Archive for the ‘language skills’ Category
A first-time ever study has been done on hand clapping games! Important skills are gained by this activity, like motor skills and cognitive development. The rhyme and rhythm of this activity are well known early literacy skills.
Leave it to children to naturally make the things we work so hard to teach into a fun game!
Check out the study and then learn or revisit some hand claps with your kids!
Directions for basic hand clapping game
Face your clapping partner. Begin by clapping your hands together at the same time, then reach out with your right hand to clap your partner’s right hand. Next, clap your hands again. Now reach out with your left hand and clap your partner’s left hand. Repeat. Clap on the beat. You can mix it up or clap straight across with both hands.
Miss Suzie had a steamboat
The steamboat had a bell
Miss Suzie went to heaven
The steamboat went to
Please give me number nine
If you disconnect me
I’ll kick you from
Behind the refrigerator there was a piece of glass
Miss Suzie sat upon it and cut her little
Ask me no more questions
Tell me no more lies
The boys are in the bathroom zipping up their
Flies are in the meadow
The bees are in the park
Miss Suzie and her boyfriend are kissing in the
Dark is like a movie
A movie’s like a show
A show is like a TV screen
And that is all I know
Say, Say, Oh Playmate
Say, say, oh playmate
Come out and play with me.
Bring out your dollies three.
Climb up my apple tree.
Slide down my rainbow
Into my cellar door.
And we’ll be jolly friends
Forevermore, one two three four!
Miss Mary Mack
Miss Mary Mack, Mack, Mack
All dressed in black, black, black
With silver buttons, buttons, buttons
All down her back, back, back
She asked her mother, mother, mother
For fifty cents, cents, cents
To see the elephants, elephants, elephants
Jump over the fence, fence, fence
They jumped so high, high, high
They touched the sky, sky, sky
And didn’t come back, back, back
Till the fourth of July, July, July
Can You Haiku?
Haiku is one of the simplest, yet most popular forms of poetry in the world. Originating in Japan, one of the most famous haiku poets is Mastsuo Bacho (1644-1694). Here is one of his poems:
frog jumps in
sound of the water
As I said, haiku is popular still today! Here is a modern example of the poetry:
Nose out the window,
ears flapping, hair pushed straight back.
Adventures in smell.
One of the best things about Haiku is that anybody can create a poem! Here is the pattern:
1st line = 5 syllables
2nd line = 7 syllables
3rd line = 5 syllables
That’s it! So, take a breath, notice a moment, scene, or feeling around you and put it into words.

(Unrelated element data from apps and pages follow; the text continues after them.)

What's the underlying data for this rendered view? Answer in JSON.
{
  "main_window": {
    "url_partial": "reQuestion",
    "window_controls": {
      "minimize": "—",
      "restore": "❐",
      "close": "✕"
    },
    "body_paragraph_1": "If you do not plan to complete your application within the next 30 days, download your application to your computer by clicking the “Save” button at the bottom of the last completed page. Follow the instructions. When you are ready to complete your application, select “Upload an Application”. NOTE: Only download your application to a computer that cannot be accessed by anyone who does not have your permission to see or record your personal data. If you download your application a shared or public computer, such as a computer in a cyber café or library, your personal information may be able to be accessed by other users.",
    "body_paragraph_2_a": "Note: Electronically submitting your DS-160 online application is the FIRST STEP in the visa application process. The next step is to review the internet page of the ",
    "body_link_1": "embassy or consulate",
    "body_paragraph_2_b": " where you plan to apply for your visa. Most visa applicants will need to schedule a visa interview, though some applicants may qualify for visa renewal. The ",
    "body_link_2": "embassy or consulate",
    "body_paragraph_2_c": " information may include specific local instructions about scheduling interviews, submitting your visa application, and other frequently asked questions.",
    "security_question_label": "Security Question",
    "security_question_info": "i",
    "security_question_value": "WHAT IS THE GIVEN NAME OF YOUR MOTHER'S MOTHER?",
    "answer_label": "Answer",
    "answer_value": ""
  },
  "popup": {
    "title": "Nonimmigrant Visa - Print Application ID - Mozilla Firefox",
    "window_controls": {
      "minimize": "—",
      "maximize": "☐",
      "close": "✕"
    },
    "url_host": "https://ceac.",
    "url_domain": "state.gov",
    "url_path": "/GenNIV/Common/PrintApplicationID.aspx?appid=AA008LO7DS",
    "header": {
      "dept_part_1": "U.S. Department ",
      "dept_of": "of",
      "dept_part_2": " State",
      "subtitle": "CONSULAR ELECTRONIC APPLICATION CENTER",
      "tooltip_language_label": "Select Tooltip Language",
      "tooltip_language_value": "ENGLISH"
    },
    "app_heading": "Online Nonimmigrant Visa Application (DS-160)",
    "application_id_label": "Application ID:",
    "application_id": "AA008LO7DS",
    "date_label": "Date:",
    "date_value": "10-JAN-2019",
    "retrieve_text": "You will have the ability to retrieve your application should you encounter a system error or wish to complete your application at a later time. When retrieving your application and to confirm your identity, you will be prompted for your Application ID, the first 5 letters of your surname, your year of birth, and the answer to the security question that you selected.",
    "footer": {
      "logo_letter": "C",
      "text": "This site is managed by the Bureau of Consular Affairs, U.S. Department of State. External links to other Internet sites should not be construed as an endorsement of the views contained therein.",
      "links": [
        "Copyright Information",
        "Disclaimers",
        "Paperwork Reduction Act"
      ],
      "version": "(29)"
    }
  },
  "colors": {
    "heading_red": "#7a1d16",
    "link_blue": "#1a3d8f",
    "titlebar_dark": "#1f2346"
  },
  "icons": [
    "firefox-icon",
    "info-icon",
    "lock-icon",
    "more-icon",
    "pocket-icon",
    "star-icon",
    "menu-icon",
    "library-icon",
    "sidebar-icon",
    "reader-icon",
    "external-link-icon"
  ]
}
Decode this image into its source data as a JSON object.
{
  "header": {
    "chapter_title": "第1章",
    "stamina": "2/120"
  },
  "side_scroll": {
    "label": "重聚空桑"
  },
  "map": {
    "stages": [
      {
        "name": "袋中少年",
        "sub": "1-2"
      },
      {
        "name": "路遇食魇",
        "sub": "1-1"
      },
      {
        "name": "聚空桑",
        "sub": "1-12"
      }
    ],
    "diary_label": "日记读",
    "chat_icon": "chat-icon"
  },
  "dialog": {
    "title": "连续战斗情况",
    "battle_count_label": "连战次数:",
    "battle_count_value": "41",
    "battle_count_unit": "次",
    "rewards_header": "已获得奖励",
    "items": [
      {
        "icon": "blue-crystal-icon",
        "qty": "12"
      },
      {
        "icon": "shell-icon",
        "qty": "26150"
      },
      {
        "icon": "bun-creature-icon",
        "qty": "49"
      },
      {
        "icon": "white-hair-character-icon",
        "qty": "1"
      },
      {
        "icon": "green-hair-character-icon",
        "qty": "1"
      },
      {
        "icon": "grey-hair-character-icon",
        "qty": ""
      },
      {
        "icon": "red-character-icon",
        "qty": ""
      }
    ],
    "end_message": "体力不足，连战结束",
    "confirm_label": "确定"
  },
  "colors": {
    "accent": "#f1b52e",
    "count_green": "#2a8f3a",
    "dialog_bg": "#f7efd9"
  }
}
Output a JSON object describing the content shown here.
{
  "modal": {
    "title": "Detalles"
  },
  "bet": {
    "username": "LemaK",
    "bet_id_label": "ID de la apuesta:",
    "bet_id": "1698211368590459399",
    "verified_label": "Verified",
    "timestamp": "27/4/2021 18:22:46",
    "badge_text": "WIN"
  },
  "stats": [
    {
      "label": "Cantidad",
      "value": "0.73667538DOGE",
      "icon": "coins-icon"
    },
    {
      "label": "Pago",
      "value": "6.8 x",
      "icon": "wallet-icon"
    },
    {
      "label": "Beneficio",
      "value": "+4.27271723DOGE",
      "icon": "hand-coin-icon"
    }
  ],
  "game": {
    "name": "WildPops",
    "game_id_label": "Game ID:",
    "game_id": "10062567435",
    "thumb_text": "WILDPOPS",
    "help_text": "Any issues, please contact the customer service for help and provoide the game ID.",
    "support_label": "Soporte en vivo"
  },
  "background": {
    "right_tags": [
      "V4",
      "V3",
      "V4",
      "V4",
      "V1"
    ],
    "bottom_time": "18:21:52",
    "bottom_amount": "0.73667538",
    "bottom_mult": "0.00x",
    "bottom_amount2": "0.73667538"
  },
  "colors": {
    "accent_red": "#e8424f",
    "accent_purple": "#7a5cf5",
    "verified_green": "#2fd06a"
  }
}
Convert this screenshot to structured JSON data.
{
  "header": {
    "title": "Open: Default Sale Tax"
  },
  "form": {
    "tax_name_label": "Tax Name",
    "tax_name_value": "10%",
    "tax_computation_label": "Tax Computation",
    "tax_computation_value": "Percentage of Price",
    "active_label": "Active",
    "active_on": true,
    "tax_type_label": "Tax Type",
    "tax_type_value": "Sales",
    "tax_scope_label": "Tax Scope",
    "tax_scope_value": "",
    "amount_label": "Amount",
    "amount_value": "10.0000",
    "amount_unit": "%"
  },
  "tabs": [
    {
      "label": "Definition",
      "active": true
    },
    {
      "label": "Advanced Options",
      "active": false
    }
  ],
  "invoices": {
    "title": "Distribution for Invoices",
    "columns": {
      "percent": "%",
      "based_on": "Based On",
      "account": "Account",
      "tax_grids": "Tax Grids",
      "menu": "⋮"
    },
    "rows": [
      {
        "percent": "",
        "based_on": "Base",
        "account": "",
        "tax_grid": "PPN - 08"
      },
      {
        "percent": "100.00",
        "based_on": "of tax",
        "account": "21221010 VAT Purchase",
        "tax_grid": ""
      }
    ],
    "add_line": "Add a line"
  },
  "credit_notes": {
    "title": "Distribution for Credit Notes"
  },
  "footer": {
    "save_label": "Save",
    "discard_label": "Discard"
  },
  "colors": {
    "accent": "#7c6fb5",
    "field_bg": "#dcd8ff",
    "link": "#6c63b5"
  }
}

Make up a haiku poem and post it as a comment to the blog! I will then post all of the submissions next week. Come into the library and make a haik at FunSpace Monday-Thursday 3:30-5:30!
Checkout these books for more haiku poetry.
Haiku for little ears
On of my favorite picture books tells a story of Wabi Sabi, a cat who lives in Japan and goes on a journey to learn the meaning of her name. Haiku poetry is woven into the tale with beautiful artwork to complement the story.